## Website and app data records

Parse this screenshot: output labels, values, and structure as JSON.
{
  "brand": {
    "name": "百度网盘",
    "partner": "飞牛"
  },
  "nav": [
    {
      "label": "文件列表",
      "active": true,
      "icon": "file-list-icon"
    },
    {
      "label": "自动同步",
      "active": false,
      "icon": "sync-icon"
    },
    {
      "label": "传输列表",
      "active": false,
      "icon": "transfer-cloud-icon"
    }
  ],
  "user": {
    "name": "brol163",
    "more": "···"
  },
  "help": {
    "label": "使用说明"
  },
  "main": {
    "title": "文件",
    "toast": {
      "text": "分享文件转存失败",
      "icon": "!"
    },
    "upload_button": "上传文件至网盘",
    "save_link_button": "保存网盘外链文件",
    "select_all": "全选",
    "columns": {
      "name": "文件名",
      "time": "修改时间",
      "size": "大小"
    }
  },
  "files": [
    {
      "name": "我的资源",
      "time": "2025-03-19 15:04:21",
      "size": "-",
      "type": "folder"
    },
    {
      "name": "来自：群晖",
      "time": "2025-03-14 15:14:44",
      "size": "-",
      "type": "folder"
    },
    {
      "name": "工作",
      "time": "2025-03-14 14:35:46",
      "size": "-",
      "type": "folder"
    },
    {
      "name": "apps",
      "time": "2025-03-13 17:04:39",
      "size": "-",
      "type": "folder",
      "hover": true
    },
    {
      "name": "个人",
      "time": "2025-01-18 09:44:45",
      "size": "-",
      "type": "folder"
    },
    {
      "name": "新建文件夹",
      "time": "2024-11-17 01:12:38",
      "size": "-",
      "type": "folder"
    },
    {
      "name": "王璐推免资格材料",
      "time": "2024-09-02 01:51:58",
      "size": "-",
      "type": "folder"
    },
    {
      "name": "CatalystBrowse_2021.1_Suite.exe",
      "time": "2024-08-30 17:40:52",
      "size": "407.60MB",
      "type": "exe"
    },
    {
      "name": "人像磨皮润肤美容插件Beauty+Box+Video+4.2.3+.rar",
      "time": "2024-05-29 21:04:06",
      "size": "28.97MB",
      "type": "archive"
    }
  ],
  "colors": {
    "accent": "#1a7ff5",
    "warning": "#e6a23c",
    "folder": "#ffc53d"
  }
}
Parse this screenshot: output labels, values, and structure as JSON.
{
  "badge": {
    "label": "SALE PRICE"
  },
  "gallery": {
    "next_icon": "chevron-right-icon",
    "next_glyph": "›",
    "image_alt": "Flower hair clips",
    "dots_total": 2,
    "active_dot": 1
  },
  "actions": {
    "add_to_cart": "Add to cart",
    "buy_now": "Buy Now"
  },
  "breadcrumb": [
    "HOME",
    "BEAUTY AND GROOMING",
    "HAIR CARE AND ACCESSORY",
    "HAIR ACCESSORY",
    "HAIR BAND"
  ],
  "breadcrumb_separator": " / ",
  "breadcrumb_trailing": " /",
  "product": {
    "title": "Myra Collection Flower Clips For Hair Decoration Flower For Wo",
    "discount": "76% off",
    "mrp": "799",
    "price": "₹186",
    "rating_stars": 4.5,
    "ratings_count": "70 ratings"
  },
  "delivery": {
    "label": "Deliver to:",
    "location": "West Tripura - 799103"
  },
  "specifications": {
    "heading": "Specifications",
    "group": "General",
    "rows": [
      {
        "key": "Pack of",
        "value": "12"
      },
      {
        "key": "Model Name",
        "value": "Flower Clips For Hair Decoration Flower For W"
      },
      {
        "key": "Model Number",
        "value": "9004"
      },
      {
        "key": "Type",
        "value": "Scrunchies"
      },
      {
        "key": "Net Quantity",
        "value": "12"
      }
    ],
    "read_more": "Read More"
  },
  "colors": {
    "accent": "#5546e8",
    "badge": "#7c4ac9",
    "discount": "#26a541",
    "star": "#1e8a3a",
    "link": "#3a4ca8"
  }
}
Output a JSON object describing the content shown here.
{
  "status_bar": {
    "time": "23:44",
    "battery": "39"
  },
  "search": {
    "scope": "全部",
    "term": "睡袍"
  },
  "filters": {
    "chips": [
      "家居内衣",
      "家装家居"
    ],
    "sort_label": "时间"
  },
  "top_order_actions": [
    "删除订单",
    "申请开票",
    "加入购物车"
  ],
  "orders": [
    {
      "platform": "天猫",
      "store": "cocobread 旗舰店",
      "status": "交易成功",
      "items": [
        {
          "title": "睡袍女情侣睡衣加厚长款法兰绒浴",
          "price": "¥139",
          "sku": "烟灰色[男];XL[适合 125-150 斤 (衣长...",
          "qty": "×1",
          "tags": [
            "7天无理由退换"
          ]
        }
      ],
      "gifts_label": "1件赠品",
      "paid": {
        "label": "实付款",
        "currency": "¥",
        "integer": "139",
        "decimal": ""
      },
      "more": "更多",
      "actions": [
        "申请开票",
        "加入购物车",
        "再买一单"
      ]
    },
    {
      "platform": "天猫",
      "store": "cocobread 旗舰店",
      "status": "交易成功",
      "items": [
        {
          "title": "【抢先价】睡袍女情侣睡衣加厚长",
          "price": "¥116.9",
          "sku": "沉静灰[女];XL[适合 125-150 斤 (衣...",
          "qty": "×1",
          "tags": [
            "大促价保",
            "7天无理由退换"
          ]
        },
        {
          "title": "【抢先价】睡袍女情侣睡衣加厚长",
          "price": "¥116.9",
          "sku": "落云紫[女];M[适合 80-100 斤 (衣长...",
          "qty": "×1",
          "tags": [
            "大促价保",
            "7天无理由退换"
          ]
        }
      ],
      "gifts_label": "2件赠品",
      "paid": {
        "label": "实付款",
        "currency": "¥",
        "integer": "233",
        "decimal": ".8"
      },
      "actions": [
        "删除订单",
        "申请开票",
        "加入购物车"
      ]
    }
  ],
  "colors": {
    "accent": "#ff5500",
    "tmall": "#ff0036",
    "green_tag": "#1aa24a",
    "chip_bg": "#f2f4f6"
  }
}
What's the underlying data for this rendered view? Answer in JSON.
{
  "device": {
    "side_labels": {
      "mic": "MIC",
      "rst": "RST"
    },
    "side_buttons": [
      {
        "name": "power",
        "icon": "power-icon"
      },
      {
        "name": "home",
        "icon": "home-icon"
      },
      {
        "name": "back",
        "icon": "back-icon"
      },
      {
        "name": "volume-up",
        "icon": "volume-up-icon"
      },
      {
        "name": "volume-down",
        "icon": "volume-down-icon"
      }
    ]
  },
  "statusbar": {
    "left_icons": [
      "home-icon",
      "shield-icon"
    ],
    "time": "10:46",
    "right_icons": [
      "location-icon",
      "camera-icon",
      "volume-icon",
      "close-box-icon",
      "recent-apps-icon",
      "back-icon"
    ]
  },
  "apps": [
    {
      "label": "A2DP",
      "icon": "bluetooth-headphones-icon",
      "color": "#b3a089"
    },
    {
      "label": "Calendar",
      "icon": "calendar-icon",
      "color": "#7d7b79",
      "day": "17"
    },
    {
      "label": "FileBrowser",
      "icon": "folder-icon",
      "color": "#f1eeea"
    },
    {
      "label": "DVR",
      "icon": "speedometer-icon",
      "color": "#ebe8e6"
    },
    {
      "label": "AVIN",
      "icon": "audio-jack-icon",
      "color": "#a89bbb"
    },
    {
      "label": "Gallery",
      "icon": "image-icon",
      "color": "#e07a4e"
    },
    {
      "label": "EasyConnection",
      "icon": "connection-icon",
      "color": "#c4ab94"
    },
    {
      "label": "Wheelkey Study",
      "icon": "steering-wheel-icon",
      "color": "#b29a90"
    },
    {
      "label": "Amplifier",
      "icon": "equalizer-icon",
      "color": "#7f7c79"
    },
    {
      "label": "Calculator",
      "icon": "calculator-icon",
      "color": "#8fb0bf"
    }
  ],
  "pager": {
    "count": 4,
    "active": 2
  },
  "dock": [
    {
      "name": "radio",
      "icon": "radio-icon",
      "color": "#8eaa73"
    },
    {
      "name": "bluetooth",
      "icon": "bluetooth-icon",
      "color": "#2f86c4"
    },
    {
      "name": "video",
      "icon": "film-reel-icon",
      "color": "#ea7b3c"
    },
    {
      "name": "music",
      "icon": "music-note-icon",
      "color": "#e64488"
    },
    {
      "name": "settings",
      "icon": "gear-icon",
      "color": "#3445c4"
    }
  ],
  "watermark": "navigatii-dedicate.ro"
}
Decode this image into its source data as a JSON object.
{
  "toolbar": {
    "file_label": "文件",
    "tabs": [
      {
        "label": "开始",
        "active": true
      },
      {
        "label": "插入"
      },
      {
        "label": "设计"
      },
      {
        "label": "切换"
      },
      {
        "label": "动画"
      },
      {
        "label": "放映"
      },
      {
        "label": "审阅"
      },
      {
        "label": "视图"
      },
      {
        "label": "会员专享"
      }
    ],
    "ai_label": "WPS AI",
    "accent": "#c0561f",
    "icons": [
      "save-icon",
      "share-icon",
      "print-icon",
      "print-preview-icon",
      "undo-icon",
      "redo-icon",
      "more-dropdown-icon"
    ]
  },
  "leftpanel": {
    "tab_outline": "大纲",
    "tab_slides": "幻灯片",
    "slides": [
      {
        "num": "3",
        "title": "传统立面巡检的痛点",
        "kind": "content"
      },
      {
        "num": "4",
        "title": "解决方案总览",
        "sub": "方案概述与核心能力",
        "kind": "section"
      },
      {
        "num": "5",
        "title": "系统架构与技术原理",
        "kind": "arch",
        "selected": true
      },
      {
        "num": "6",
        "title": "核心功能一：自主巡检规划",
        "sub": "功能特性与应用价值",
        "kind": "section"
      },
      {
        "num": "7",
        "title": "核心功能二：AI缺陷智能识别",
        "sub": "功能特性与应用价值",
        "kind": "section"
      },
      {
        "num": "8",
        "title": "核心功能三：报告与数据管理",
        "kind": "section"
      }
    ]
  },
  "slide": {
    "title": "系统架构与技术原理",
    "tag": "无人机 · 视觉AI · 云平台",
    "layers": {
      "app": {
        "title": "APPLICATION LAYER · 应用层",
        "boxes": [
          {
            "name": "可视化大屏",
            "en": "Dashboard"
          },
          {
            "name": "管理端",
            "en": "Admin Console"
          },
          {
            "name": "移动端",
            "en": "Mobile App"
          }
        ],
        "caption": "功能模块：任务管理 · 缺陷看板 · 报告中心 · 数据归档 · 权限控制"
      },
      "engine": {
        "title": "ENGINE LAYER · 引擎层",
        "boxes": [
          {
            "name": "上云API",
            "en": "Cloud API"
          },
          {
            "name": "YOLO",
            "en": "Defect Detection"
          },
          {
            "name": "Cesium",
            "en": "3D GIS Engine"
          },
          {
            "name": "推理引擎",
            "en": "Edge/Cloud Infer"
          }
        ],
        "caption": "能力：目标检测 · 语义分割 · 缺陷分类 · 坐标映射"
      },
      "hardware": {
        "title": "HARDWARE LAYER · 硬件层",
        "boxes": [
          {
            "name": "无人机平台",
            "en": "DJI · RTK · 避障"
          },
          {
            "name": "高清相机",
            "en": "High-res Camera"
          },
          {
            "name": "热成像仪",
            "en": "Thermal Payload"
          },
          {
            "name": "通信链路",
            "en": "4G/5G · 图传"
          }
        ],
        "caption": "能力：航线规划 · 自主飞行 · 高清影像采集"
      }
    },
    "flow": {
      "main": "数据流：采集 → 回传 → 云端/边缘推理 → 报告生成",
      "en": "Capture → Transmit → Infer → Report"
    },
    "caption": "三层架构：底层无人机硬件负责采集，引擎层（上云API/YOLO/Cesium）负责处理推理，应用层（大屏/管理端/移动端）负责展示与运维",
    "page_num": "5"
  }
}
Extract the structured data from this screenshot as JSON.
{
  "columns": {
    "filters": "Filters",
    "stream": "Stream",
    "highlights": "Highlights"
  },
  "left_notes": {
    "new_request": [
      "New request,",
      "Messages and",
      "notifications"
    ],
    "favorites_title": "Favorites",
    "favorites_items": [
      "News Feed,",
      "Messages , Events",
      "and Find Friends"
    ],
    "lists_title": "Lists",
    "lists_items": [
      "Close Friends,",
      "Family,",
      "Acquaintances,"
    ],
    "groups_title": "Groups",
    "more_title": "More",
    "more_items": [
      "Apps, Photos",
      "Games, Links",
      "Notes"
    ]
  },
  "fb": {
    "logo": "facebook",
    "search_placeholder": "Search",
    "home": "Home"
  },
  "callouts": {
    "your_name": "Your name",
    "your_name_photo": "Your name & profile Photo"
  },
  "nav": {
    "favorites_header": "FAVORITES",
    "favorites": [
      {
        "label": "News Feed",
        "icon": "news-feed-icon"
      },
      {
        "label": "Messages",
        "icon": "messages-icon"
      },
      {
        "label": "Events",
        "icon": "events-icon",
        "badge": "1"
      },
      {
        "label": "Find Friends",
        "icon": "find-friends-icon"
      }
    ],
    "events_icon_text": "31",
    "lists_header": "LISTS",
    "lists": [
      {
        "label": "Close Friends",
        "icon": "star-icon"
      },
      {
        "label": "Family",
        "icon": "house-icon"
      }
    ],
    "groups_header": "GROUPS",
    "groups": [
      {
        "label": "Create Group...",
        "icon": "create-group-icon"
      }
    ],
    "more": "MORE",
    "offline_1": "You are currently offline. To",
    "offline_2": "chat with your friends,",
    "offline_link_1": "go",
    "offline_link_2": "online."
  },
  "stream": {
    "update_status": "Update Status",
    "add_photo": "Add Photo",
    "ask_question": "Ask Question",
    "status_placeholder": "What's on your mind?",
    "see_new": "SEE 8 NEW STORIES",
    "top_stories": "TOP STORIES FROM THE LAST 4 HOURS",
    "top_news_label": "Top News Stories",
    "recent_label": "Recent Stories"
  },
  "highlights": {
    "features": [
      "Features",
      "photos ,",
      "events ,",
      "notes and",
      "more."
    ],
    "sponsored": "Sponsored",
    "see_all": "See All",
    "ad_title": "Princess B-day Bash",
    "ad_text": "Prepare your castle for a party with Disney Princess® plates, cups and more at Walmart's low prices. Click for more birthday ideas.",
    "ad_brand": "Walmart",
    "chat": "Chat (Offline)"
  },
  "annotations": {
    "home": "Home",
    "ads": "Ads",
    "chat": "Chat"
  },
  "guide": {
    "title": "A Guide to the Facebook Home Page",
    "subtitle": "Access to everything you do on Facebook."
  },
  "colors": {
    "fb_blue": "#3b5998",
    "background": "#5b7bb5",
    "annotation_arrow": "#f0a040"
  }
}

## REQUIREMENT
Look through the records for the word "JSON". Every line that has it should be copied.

## ANSWER TO THIS TASK
Parse this screenshot: output labels, values, and structure as JSON.
Parse this screenshot: output labels, values, and structure as JSON.
Output a JSON object describing the content shown here.
What's the underlying data for this rendered view? Answer in JSON.
Decode this image into its source data as a JSON object.
Extract the structured data from this screenshot as JSON.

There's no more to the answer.